Last week OFSTED made headlines when it’s review of Special Educational Needs and Disability suggested that children just needed better teachers rather than specific support. There was an immediate backlash against the headlines caused by this review including the General Secretary of the National Teachers Union saying “Teachers do a great job in often very difficult circumstances to meet the needs of all their pupils, and for Ofsted to suggest otherwise is both insulting and wrong.”
Following the story in the press, you might have assumed the review only covered school age children, however it also addressed some issues regarding special educational needs and disability in colleges. Although these comments were not as critical as the headlines suggest, they do highlight opportunities for improvement and development.
The observations/recommendations include;
- Access to additional services should not always depend on a formal process of assessment or medical diagnosis.
- In the colleges visited, the young people who received additional learning support achieved as well as other students on the same courses. However, the colleges did not routinely keep data to show how far these students had become more independent as learners.
- Many of the disabled students that inspectors spoke to who wanted to progress to higher education at the age of 18 said they had difficulties in the transition period and were uncertain whether the support they would require in order to be successful would be available. Arrangements to support their transition and to obtain the disabled students’ allowance (DSA) were variable.

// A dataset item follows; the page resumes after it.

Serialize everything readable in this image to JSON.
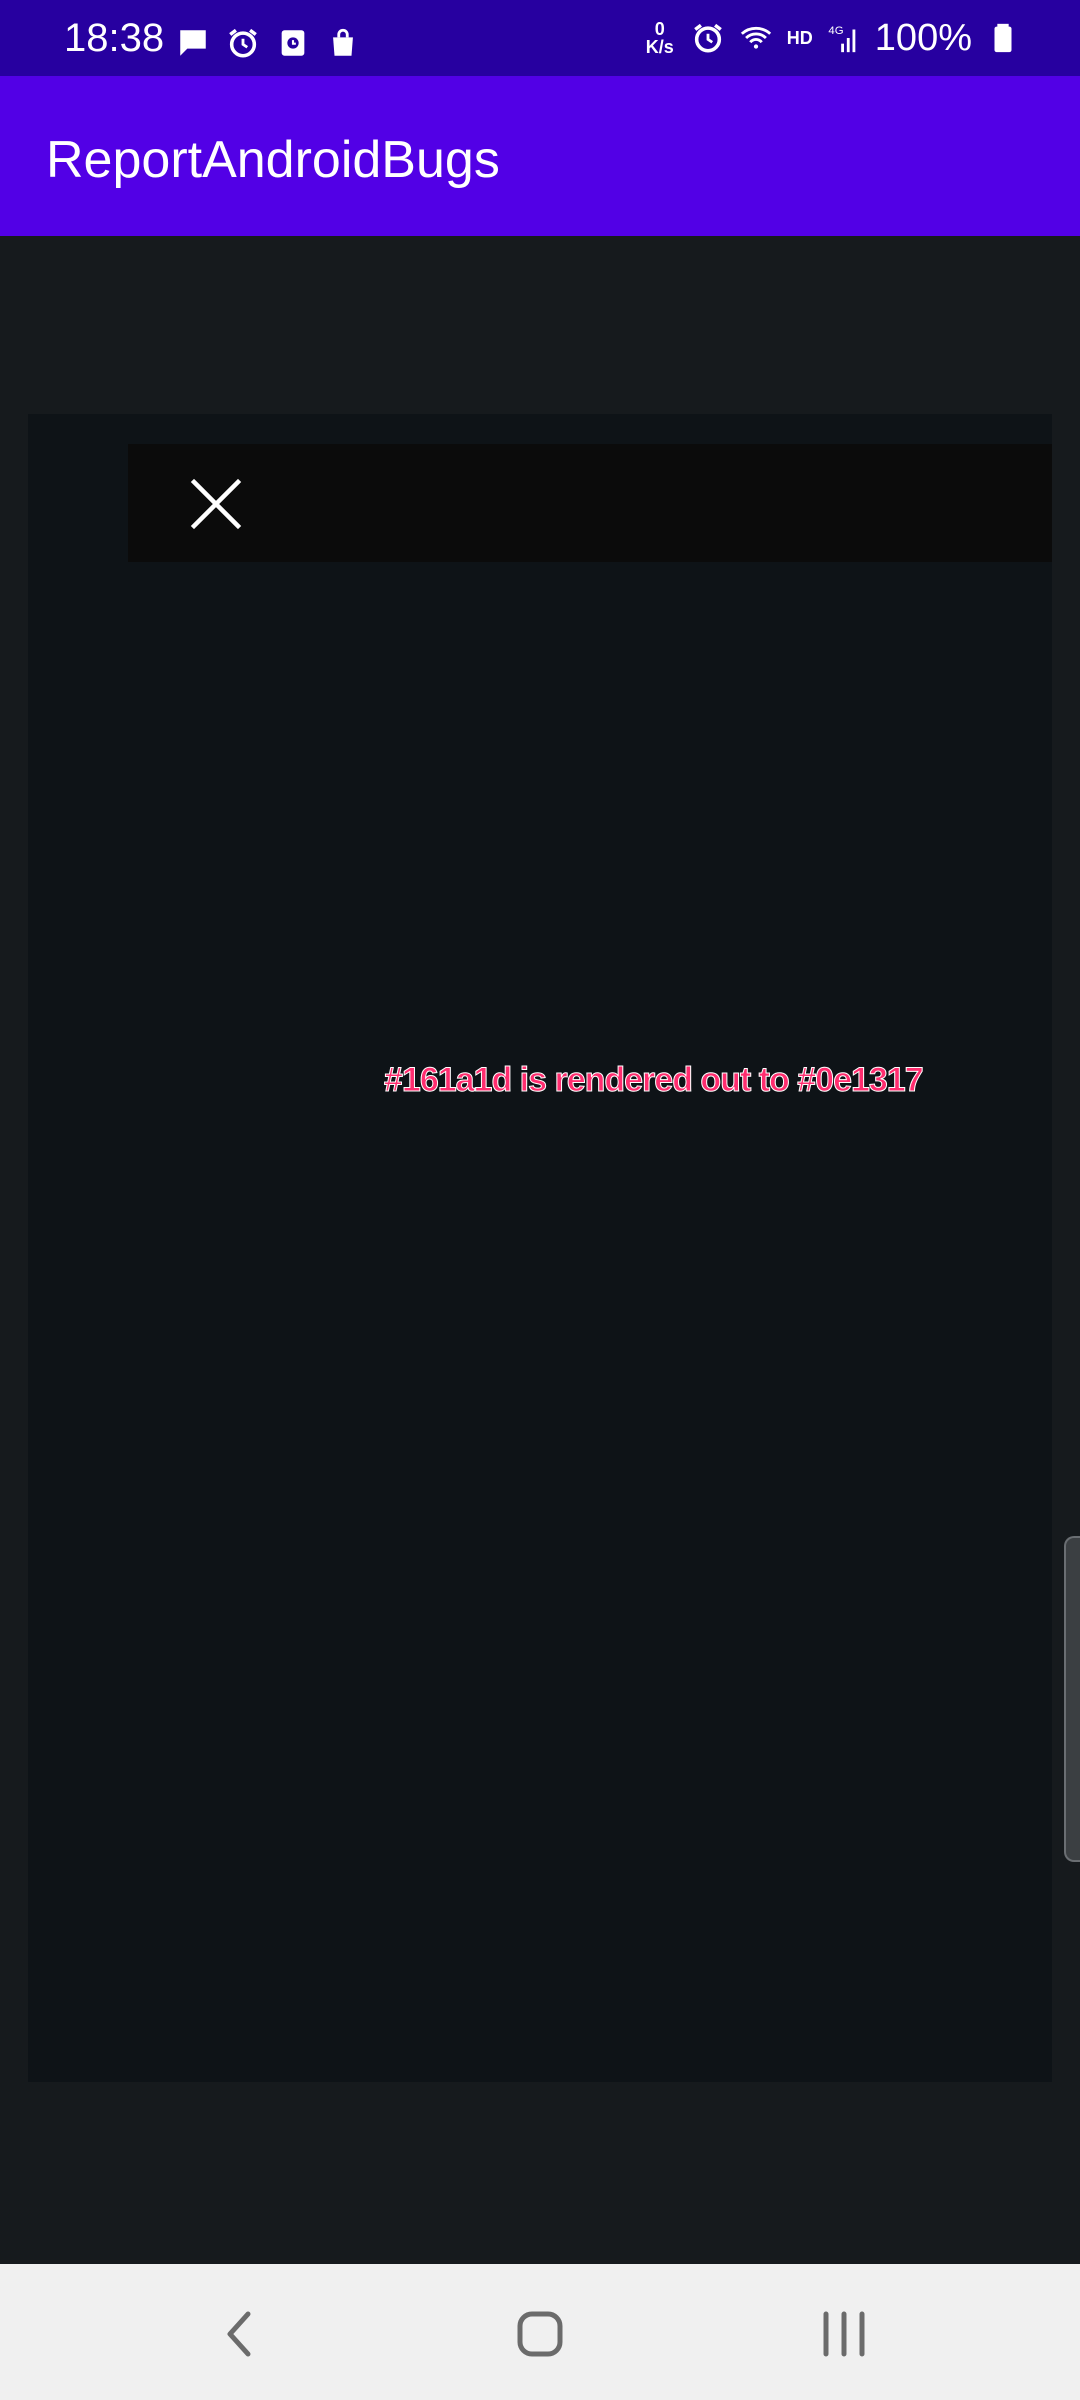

- A great deal of work still needed to be done to ensure that, at Year 11, all young people had real choices. For many of those with complex learning difficulties and/or disabilities at the age of 16 and over, the choices of courses and other opportunities were very limited.
- Where transition to adult services post 18 was most effective, schools and colleges were preparing students well for independence with practical courses relating to everyday life and an emphasis on strengthening their functional literacy and numeracy skills.

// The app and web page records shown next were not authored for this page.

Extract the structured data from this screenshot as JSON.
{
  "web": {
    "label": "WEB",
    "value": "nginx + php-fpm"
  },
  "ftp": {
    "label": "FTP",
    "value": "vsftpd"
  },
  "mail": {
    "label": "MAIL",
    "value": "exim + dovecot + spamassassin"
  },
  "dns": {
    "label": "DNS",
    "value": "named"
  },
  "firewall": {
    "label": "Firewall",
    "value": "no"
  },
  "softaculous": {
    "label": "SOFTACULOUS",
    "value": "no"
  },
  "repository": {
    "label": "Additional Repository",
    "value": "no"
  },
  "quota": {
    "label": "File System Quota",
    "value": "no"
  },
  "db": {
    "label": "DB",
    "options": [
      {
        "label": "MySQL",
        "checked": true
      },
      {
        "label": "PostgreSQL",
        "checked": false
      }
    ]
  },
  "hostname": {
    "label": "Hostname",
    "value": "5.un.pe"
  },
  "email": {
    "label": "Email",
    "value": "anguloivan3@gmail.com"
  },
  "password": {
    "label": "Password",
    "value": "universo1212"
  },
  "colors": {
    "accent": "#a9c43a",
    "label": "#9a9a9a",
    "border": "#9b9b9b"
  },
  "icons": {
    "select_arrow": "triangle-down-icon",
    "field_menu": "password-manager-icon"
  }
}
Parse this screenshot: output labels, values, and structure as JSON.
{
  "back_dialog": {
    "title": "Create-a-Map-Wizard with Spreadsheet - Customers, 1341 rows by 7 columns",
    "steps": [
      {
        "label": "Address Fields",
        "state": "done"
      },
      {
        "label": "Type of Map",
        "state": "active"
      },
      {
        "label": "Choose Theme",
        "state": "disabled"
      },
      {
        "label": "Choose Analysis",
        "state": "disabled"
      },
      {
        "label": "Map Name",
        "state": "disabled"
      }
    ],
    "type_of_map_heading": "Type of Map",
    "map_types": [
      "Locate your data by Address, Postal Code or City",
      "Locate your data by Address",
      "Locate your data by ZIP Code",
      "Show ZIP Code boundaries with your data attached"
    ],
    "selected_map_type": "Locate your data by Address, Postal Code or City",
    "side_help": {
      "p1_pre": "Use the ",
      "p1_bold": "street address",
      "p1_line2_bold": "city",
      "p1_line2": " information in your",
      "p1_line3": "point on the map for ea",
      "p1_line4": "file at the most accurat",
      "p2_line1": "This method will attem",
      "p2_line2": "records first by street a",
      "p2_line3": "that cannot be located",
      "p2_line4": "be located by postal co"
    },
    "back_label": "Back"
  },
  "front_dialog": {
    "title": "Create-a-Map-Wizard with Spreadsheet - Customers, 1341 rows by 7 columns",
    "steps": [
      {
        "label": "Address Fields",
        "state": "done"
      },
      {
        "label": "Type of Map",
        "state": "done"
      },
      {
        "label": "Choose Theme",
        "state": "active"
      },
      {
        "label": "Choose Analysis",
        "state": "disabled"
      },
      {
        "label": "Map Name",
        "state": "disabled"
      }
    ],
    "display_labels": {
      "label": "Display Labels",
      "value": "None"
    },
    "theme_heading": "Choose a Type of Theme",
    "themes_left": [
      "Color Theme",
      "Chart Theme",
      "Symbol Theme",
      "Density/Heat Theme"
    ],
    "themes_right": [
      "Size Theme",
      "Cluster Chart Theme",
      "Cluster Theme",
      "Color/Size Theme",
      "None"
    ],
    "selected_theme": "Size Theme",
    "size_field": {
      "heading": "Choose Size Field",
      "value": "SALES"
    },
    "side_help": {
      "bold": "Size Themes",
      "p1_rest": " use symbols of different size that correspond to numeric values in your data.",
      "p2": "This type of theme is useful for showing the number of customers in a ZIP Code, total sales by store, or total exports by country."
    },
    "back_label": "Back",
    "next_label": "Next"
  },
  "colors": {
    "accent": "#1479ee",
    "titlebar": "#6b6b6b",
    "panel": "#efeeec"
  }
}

- Learning was better when the children and young people were given a say in deciding the support they needed at any particular time, often including identifying times when they would like to be left alone.

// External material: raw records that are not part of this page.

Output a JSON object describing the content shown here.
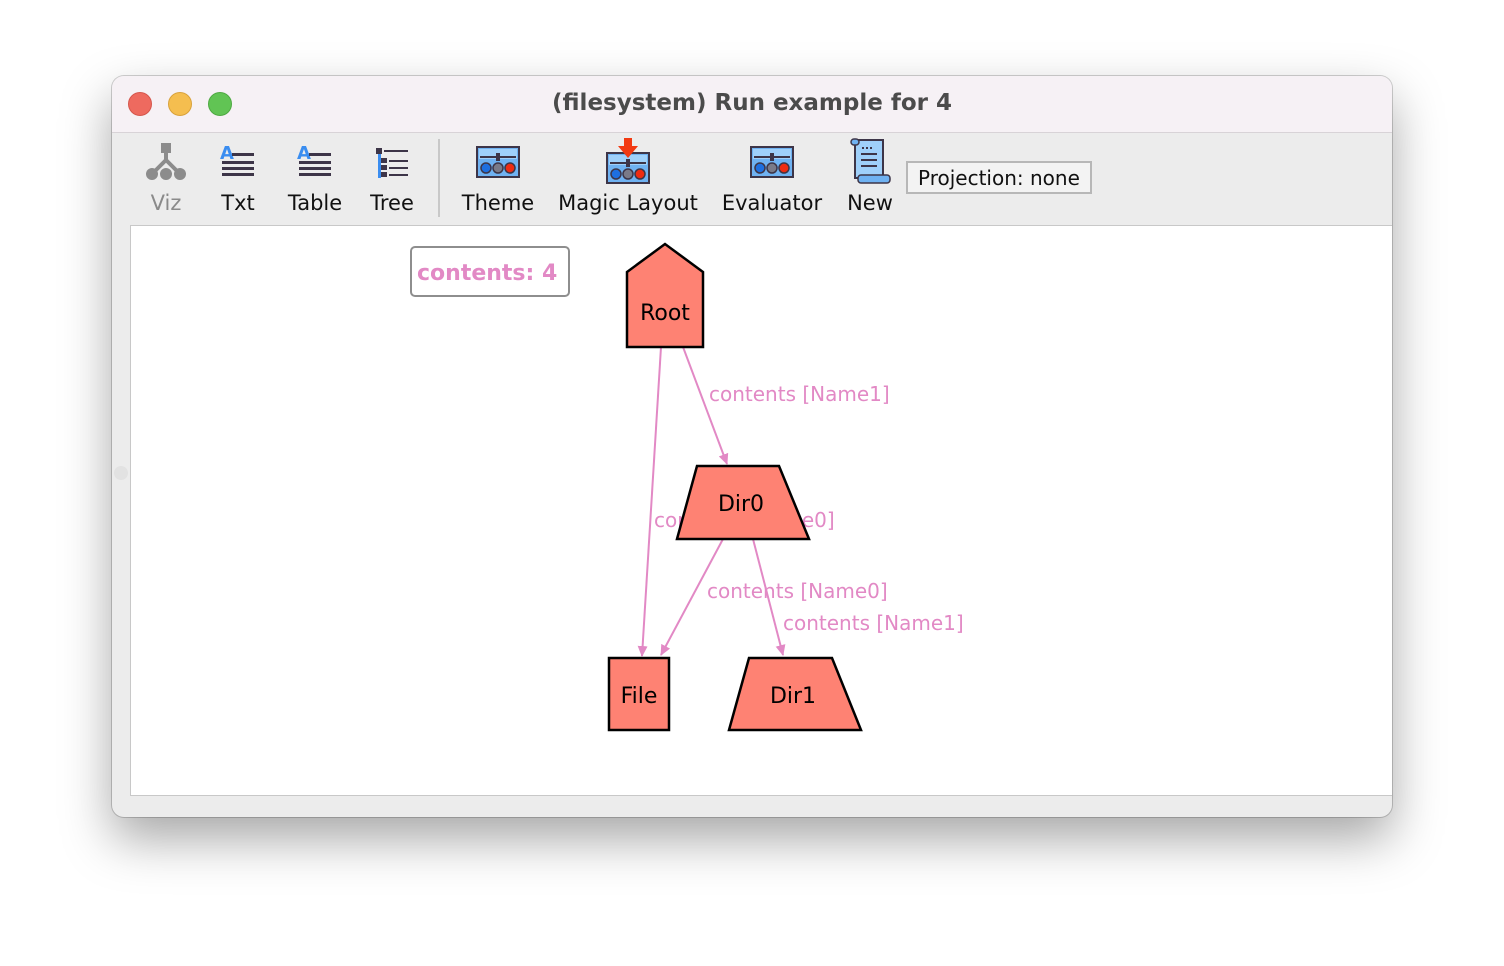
{
  "window": {
    "title": "(filesystem) Run example for 4"
  },
  "toolbar": {
    "buttons": [
      {
        "label": "Viz",
        "icon": "viz-tree-icon",
        "enabled": false
      },
      {
        "label": "Txt",
        "icon": "text-icon",
        "enabled": true
      },
      {
        "label": "Table",
        "icon": "table-icon",
        "enabled": true
      },
      {
        "label": "Tree",
        "icon": "tree-icon",
        "enabled": true
      },
      {
        "label": "Theme",
        "icon": "theme-sliders-icon",
        "enabled": true
      },
      {
        "label": "Magic Layout",
        "icon": "magic-layout-icon",
        "enabled": true
      },
      {
        "label": "Evaluator",
        "icon": "evaluator-sliders-icon",
        "enabled": true
      },
      {
        "label": "New",
        "icon": "scroll-icon",
        "enabled": true
      }
    ],
    "projection_label": "Projection: none"
  },
  "graph": {
    "count_box": "contents: 4",
    "node_fill": "#fe8273",
    "edge_color": "#e289c5",
    "nodes": [
      {
        "id": "root",
        "label": "Root",
        "shape": "house"
      },
      {
        "id": "dir0",
        "label": "Dir0",
        "shape": "trapezium"
      },
      {
        "id": "file",
        "label": "File",
        "shape": "box"
      },
      {
        "id": "dir1",
        "label": "Dir1",
        "shape": "trapezium"
      }
    ],
    "edges": [
      {
        "from": "Root",
        "to": "Dir0",
        "label": "contents [Name1]"
      },
      {
        "from": "Root",
        "to": "File",
        "label": "contents [Name0]"
      },
      {
        "from": "Dir0",
        "to": "File",
        "label": "contents [Name0]"
      },
      {
        "from": "Dir0",
        "to": "Dir1",
        "label": "contents [Name1]"
      }
    ]
  }
}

- The many restrictions on young people with special educational needs mean that schools and colleges are an important provider of informal social opportunities…. For example, in one case study, a student with physical care needs could text his assistant when required and did not need her to be in constant attendance. This enabled him to have social time with his peers, free from an adult presence. Some providers set up email messaging systems for students. When these were particularly successful, they led to increased opportunities for young people to meet up outside school or college.